• _Problem to work on_: For the entries below, work out how many lines include the string "Searching", then write only that number.

• _Task data_:
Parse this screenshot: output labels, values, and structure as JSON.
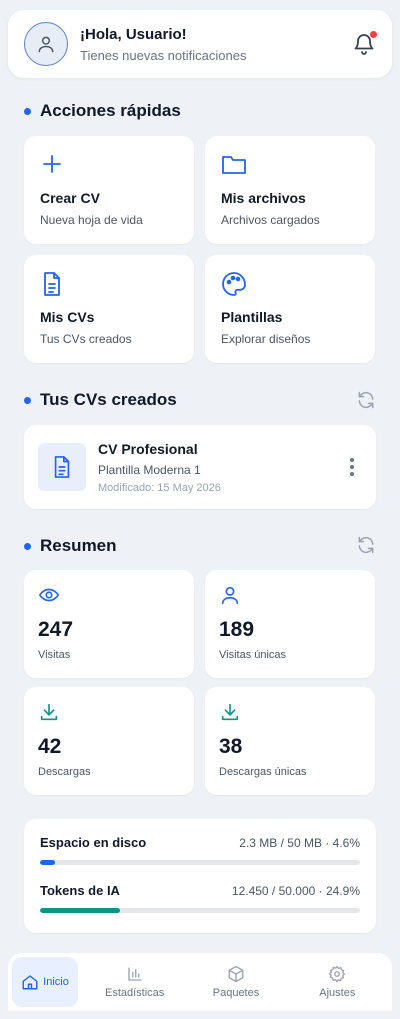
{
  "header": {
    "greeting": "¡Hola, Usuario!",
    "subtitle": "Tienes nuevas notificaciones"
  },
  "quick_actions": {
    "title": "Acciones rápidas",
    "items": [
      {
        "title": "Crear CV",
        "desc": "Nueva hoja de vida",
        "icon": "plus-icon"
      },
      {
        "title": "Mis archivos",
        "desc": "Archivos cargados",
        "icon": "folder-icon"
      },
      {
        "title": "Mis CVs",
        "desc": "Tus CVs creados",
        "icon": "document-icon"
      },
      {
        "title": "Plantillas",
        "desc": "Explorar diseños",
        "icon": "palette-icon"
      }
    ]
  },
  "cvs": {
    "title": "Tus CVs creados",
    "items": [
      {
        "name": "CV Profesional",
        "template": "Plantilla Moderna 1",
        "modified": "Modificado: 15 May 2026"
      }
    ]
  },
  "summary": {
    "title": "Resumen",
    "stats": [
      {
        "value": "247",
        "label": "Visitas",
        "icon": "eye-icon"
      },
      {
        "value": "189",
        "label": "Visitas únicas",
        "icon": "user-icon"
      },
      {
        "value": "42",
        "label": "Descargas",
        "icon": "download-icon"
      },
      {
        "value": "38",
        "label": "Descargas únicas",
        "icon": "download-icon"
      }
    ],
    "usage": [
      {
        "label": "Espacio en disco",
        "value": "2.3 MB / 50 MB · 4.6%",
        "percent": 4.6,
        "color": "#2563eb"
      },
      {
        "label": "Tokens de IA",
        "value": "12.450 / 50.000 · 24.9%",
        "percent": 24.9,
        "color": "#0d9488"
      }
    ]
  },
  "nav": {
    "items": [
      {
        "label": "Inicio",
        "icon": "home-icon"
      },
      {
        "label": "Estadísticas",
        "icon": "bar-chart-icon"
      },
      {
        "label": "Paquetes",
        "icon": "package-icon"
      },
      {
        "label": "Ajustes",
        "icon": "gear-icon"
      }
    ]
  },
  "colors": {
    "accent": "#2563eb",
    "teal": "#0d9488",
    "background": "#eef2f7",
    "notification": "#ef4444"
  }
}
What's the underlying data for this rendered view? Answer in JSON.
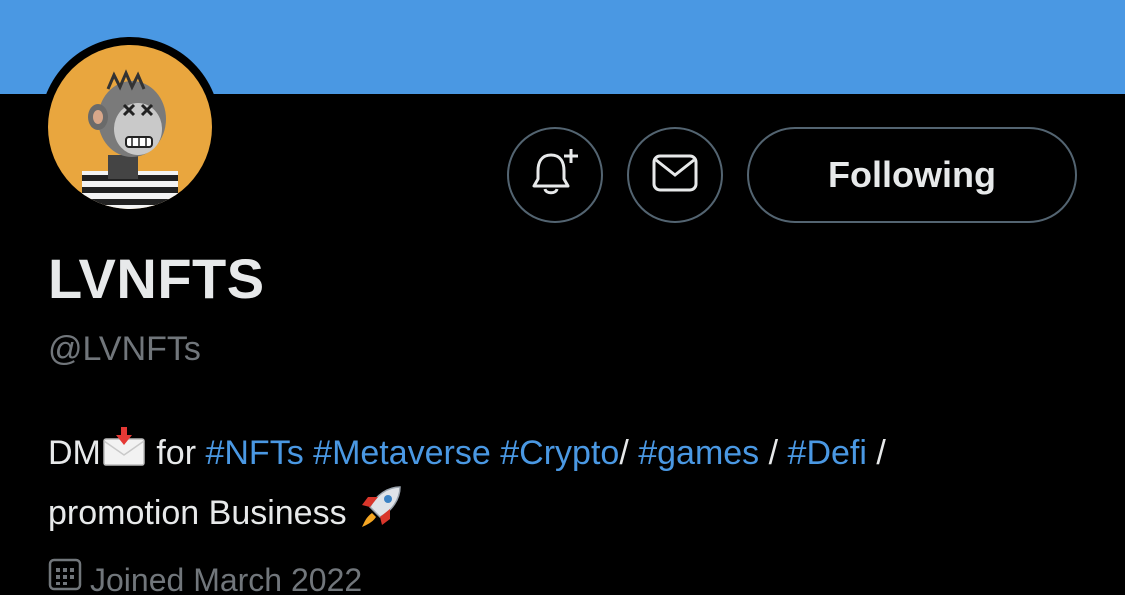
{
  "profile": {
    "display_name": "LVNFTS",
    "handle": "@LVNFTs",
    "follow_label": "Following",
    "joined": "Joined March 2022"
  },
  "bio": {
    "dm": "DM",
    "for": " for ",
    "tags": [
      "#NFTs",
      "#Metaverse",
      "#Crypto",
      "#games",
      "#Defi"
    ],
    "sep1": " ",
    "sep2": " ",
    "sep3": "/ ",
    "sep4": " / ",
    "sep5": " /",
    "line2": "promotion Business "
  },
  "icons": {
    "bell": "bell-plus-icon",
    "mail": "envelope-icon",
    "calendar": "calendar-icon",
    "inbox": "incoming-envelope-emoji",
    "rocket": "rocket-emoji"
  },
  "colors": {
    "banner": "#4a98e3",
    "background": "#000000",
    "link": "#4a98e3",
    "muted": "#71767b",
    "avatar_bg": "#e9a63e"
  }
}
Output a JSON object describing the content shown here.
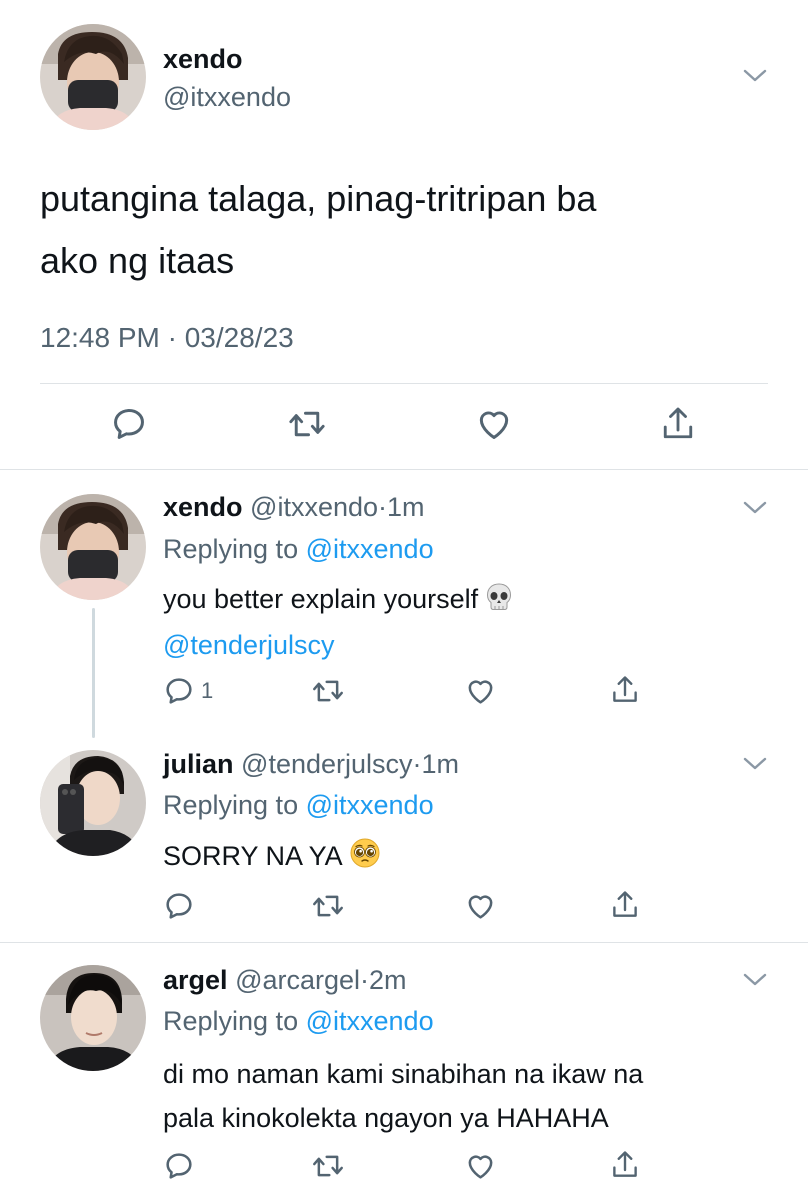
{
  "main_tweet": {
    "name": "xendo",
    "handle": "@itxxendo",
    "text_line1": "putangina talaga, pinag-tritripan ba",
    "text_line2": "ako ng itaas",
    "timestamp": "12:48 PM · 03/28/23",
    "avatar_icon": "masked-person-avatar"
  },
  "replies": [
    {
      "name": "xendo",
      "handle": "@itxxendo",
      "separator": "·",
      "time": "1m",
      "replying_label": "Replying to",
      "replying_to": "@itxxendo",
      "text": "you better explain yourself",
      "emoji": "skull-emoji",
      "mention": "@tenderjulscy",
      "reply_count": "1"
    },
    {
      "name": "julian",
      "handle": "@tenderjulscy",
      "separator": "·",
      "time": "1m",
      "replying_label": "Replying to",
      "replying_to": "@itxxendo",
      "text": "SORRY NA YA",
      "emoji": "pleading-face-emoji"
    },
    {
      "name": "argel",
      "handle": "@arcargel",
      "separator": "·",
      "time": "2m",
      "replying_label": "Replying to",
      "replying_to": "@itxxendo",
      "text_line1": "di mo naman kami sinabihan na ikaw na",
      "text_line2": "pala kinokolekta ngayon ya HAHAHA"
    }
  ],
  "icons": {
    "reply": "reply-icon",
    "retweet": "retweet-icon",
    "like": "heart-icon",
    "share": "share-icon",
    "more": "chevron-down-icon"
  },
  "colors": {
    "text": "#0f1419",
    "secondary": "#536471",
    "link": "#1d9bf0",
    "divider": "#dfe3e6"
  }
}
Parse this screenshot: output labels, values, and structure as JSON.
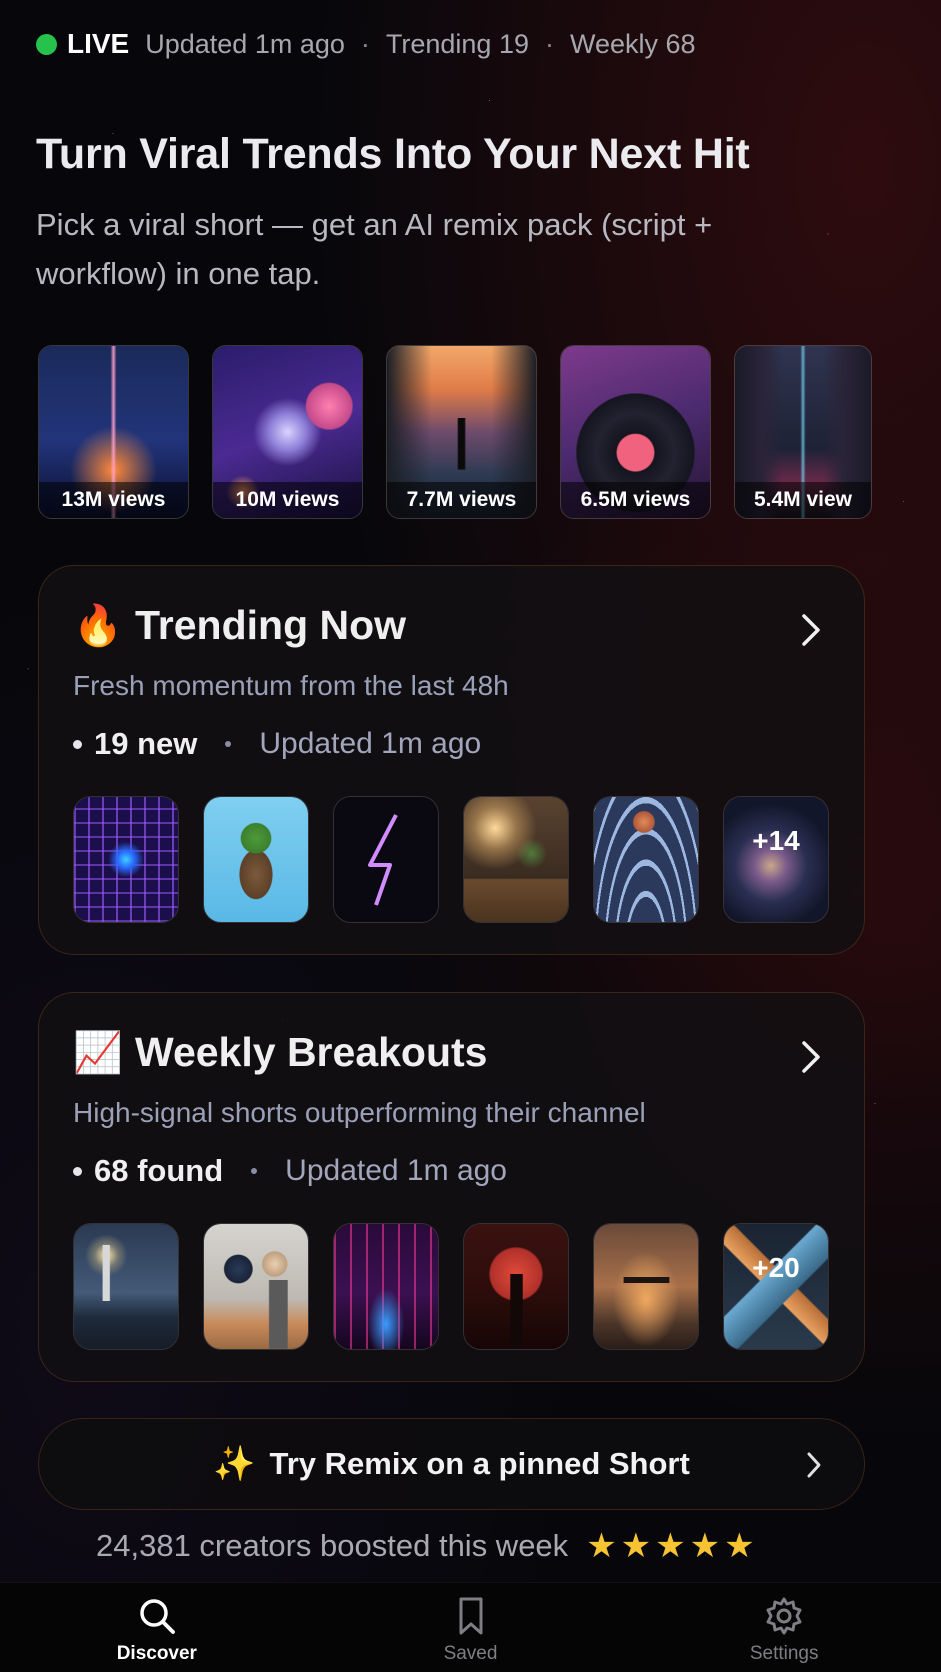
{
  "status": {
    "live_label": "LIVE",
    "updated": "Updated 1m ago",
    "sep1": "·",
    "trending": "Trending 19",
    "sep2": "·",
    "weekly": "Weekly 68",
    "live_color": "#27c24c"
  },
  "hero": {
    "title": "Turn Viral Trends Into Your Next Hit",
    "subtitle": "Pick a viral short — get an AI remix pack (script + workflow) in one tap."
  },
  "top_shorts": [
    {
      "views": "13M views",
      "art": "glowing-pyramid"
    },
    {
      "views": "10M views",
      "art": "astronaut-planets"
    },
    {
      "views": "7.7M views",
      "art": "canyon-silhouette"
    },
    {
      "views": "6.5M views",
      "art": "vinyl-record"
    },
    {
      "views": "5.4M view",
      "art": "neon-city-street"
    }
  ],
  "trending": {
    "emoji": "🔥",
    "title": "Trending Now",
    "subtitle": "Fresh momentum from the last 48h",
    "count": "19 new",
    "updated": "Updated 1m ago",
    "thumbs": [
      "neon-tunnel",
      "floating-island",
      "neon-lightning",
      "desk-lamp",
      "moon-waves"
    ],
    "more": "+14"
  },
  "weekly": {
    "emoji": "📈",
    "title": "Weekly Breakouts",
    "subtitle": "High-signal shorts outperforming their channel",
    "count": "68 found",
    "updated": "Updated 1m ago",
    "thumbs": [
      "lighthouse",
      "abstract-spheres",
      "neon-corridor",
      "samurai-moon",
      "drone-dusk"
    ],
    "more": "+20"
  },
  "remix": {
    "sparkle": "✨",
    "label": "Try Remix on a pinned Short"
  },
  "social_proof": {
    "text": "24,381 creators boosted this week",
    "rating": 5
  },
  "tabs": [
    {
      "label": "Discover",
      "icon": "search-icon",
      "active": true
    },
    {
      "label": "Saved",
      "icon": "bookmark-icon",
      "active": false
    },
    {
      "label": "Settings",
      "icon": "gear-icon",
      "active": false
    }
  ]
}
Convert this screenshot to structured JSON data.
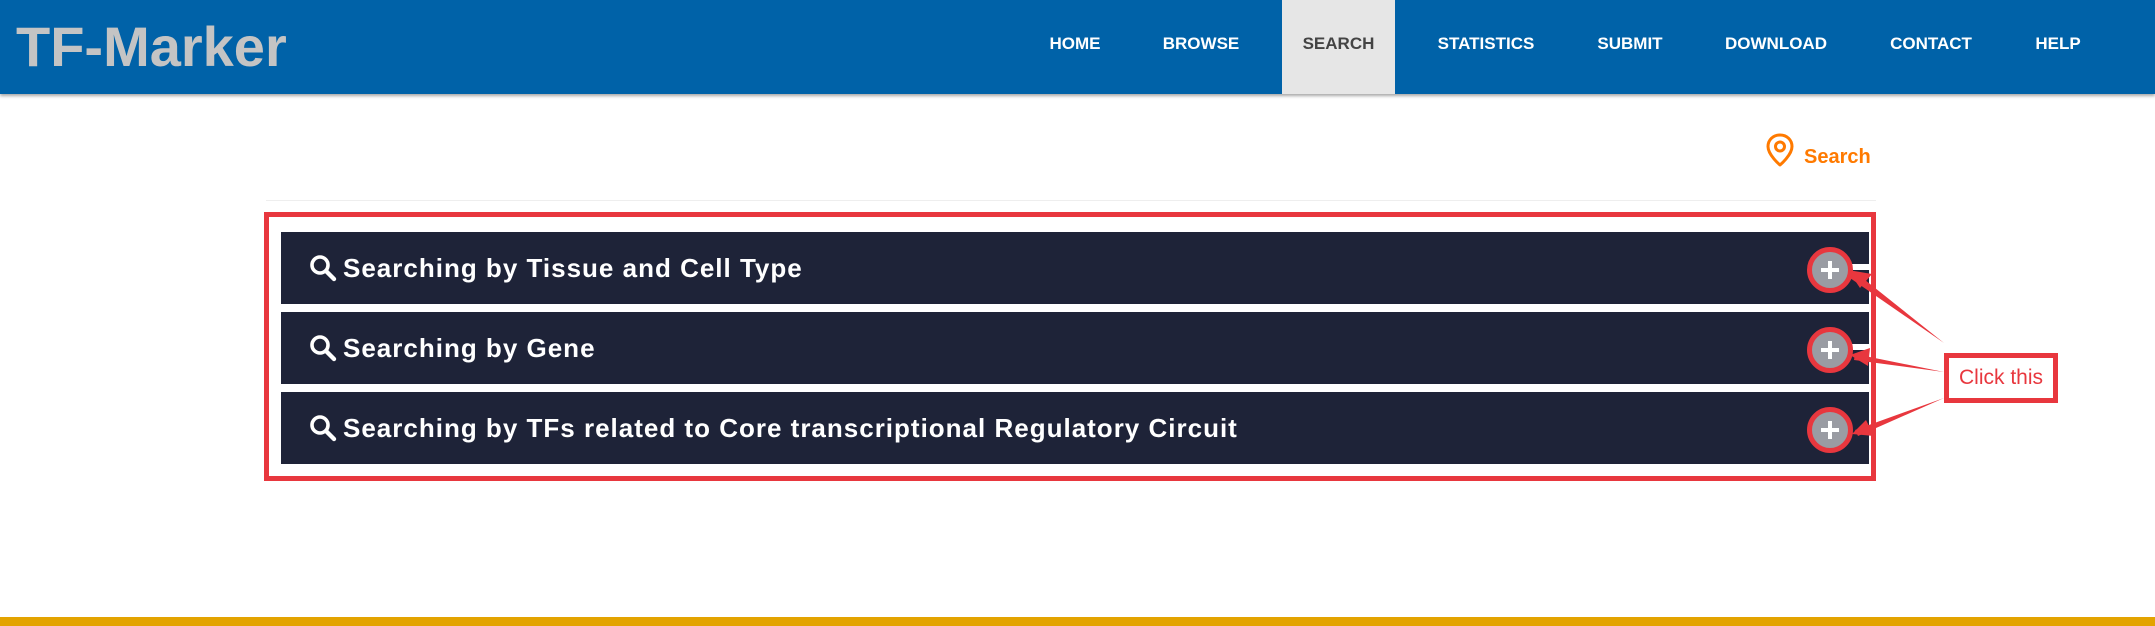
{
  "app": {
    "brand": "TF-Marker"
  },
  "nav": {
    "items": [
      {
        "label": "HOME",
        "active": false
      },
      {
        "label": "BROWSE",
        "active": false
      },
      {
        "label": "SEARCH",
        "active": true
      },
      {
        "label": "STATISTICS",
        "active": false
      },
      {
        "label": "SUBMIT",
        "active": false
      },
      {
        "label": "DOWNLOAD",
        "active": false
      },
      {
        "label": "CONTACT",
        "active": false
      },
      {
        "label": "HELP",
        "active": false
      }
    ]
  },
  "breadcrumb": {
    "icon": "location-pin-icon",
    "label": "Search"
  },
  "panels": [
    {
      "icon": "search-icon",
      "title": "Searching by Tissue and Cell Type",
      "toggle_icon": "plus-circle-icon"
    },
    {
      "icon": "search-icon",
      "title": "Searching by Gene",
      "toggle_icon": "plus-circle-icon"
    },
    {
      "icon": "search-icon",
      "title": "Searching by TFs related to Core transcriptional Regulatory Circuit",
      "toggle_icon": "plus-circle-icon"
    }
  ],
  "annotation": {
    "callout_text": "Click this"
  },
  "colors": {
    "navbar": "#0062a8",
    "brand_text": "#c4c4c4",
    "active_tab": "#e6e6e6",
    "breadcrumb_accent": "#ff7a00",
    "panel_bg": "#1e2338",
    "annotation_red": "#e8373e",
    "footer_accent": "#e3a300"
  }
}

• _Solution to this exercise_: 3